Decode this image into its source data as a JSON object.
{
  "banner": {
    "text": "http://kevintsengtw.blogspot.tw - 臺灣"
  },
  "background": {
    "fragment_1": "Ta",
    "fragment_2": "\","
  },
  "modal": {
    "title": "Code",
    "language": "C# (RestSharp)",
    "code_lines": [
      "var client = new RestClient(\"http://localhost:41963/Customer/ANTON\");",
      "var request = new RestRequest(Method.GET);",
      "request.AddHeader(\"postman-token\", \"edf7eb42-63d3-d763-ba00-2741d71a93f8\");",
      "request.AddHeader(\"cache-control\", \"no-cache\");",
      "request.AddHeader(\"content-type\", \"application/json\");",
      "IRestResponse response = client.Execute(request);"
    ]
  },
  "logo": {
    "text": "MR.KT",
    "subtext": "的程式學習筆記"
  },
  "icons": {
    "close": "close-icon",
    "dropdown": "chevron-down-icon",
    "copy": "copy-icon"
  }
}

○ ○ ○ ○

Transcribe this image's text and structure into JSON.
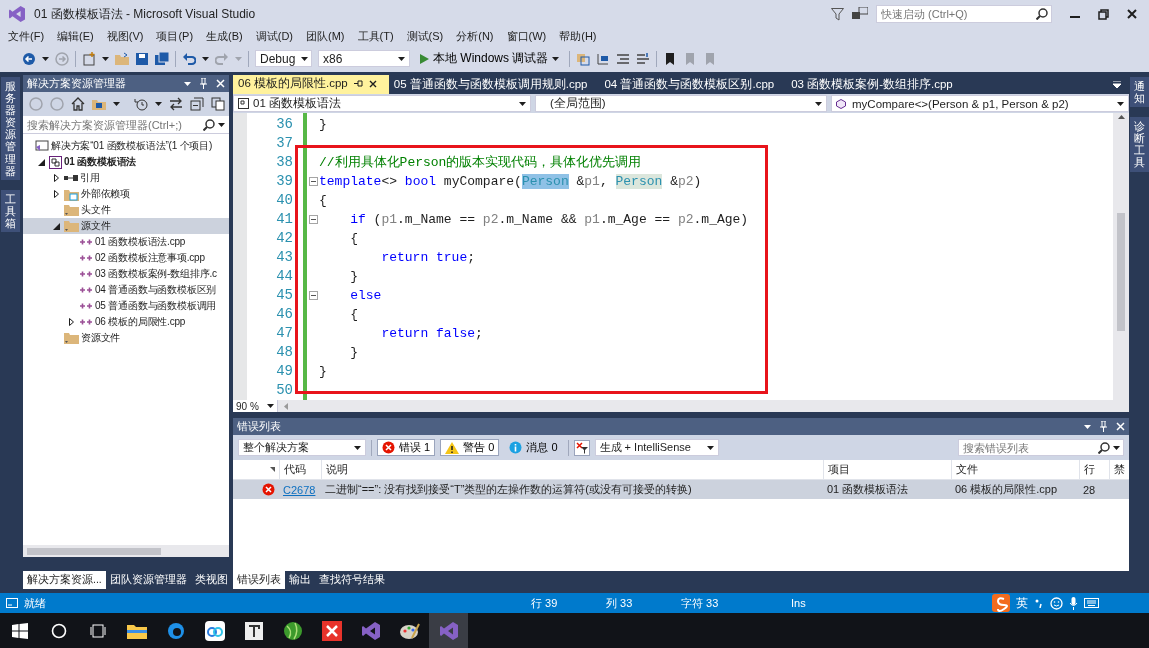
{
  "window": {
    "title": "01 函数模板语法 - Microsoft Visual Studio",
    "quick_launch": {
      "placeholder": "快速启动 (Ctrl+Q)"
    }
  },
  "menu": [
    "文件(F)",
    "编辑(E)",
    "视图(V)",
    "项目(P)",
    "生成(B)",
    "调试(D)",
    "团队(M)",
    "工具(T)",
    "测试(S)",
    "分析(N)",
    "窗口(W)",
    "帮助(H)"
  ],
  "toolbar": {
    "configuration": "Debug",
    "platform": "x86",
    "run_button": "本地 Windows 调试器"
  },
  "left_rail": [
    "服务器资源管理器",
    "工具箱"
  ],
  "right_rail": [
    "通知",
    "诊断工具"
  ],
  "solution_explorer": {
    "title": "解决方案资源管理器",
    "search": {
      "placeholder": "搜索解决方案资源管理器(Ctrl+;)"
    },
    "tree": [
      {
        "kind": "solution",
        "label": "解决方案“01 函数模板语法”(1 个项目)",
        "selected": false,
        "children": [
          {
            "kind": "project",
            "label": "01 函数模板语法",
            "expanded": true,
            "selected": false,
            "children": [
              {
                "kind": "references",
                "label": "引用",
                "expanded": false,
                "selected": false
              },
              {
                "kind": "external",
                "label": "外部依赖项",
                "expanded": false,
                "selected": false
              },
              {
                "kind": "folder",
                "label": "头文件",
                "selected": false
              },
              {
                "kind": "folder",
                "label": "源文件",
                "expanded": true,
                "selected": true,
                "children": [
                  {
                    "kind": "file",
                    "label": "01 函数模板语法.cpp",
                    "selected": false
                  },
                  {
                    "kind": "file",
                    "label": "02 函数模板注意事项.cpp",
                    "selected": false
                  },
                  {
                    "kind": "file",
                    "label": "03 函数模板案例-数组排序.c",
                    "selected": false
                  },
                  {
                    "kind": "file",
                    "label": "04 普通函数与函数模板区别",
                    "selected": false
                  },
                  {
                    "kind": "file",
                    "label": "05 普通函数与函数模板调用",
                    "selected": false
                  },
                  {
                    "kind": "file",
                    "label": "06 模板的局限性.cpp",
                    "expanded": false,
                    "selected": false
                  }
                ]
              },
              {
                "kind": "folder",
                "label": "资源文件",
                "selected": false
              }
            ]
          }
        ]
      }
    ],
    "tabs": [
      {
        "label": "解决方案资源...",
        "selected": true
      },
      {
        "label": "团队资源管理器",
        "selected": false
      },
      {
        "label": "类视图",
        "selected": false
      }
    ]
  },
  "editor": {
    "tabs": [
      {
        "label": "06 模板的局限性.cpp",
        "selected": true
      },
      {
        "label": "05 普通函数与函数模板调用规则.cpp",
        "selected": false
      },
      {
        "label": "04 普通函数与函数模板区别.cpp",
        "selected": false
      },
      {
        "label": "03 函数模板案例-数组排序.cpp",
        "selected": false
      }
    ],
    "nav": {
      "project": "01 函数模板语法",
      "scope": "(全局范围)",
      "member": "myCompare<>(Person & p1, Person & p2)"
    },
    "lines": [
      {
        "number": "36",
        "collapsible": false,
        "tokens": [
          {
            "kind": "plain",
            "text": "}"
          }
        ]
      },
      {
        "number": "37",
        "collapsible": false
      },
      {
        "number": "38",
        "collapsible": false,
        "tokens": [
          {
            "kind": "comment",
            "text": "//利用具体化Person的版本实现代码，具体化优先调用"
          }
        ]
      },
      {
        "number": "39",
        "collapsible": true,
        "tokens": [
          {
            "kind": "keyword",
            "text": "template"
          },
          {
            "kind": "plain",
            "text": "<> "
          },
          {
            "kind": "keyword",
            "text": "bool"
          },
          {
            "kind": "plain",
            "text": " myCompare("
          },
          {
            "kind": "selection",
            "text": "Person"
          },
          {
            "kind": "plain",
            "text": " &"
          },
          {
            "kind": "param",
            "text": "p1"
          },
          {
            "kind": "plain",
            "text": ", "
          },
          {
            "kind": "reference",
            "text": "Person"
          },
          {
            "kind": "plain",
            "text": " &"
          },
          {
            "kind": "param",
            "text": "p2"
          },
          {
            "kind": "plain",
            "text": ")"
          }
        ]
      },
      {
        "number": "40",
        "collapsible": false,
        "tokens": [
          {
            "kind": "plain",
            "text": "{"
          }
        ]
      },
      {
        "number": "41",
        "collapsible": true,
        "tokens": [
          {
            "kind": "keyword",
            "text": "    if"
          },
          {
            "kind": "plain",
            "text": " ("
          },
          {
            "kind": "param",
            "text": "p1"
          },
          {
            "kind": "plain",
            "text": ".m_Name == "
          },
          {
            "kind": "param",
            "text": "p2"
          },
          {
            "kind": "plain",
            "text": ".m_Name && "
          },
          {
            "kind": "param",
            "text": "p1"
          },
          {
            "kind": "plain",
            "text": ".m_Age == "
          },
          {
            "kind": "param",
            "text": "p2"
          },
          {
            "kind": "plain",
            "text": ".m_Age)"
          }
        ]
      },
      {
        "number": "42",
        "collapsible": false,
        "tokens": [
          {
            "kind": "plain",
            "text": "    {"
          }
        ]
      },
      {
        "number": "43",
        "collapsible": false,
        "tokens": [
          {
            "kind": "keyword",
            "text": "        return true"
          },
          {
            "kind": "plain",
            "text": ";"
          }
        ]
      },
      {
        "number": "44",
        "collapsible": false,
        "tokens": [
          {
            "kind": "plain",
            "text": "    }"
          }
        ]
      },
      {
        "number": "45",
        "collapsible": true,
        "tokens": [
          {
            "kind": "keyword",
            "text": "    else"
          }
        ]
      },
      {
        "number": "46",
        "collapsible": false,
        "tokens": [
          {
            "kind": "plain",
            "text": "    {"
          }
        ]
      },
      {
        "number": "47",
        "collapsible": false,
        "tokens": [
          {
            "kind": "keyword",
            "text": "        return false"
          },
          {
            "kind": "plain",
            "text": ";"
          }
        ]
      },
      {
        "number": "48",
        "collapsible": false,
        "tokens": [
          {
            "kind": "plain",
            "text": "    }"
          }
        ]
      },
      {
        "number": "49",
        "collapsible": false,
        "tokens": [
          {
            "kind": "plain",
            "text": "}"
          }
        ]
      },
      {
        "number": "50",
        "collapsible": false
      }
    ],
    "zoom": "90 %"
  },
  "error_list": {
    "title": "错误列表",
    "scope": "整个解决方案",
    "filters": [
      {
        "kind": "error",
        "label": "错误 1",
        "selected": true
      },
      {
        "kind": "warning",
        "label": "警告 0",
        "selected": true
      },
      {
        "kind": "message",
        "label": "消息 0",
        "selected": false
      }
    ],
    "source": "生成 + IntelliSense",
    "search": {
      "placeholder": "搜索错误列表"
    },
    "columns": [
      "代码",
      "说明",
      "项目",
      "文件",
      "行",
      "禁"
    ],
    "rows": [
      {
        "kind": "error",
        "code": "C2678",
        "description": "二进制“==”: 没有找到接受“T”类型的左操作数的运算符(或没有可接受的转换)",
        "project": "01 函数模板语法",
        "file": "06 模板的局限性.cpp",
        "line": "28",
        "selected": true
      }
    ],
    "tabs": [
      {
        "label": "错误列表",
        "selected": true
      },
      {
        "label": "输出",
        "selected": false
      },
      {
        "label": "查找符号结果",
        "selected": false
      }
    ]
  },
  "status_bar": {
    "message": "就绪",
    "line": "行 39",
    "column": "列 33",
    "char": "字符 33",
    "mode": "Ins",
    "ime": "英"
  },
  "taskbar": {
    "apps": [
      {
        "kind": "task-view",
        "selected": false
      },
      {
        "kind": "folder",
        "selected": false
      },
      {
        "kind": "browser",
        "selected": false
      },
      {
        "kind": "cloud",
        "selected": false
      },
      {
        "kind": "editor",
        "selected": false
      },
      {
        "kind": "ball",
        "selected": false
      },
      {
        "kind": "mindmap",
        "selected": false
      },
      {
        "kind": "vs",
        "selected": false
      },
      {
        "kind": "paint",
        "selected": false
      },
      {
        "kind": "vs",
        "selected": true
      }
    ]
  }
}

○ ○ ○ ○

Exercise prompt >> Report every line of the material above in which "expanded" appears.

Completed task >>
            "expanded": true,
                "expanded": false,
                "expanded": false,
                "expanded": true,
                    "expanded": false,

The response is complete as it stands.